Pearl S. Buck and her daughter Carol must be smiling down from heaven these days with the recent publication of Stories from the Hearts of Harmony, which is subtitled as the “uplifting stories of harmony, hope and happiness from families of adults with developmental disabilities.”
Why, you ask?
Pearl’s only biological child, Grace Carol Buck, was a victim of a birth defect of a buildup of amino acid called phenylketonuria or PKU which prevent normal physical development. Pearl’s book on her struggles recognizing and accepting Carol’s delayed development – The Child Who Never Grew – was a clarion call to the world of the dangers of PKU. (Babies born today are routinely tested at birth for PKU which can now be treated if caught early enough.) Continue reading “Harmony Stories Strike a Happy Note”→
Presenters: Orlando R. Barone, op-ed writer, poet, author and educator Jennifer Lin, noted TV journalist and author
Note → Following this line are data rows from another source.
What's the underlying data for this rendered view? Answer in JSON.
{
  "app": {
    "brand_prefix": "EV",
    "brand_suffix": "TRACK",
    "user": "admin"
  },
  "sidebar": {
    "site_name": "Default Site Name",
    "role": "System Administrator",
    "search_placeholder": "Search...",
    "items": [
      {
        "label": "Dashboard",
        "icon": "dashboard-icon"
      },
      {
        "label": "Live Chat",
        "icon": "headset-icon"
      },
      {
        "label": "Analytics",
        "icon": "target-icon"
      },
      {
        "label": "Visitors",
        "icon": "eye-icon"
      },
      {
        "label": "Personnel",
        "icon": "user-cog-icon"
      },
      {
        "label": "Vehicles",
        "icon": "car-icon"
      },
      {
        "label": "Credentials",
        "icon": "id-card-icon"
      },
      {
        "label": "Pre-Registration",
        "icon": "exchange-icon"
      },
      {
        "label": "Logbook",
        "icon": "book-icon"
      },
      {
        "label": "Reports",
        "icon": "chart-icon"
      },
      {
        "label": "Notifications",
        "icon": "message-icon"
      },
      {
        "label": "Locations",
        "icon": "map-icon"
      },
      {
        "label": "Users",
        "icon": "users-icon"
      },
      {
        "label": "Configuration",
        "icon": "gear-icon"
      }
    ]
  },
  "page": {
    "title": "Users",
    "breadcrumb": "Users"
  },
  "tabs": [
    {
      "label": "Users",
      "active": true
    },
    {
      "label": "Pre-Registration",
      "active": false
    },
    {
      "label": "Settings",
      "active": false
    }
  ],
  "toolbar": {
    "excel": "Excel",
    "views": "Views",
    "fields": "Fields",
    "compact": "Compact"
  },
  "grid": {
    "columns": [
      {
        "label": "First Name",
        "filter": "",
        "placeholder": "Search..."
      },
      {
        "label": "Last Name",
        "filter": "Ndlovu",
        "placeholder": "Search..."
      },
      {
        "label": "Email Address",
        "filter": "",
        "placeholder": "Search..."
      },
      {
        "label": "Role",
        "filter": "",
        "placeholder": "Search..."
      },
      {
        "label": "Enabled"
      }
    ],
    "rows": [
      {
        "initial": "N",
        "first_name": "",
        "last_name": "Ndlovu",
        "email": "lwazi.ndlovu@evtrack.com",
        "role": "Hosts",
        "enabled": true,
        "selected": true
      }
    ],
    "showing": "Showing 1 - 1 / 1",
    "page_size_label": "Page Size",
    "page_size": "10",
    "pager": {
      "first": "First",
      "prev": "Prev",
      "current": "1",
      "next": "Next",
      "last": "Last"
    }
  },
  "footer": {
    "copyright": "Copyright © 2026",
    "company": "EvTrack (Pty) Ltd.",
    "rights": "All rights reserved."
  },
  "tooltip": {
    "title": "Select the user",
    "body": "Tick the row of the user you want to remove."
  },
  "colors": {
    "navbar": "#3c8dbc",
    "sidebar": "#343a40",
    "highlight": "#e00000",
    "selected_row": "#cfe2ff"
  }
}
Registration is $75 and includes an abbreviated Writers Tour of the Pearl S. Buck’s National Historic Landmark House. Presenters will also read from their works, and have books to sell. A panel of authors & editors will take questions and offer additional writing suggestions to interested participants. Bring your own bag lunch. Coffee, tea, water will be provided. A 10% Discount on Gift Shop purchases is also included. Register for the Spring Writing Conference at www.pearlsbuck.org/writing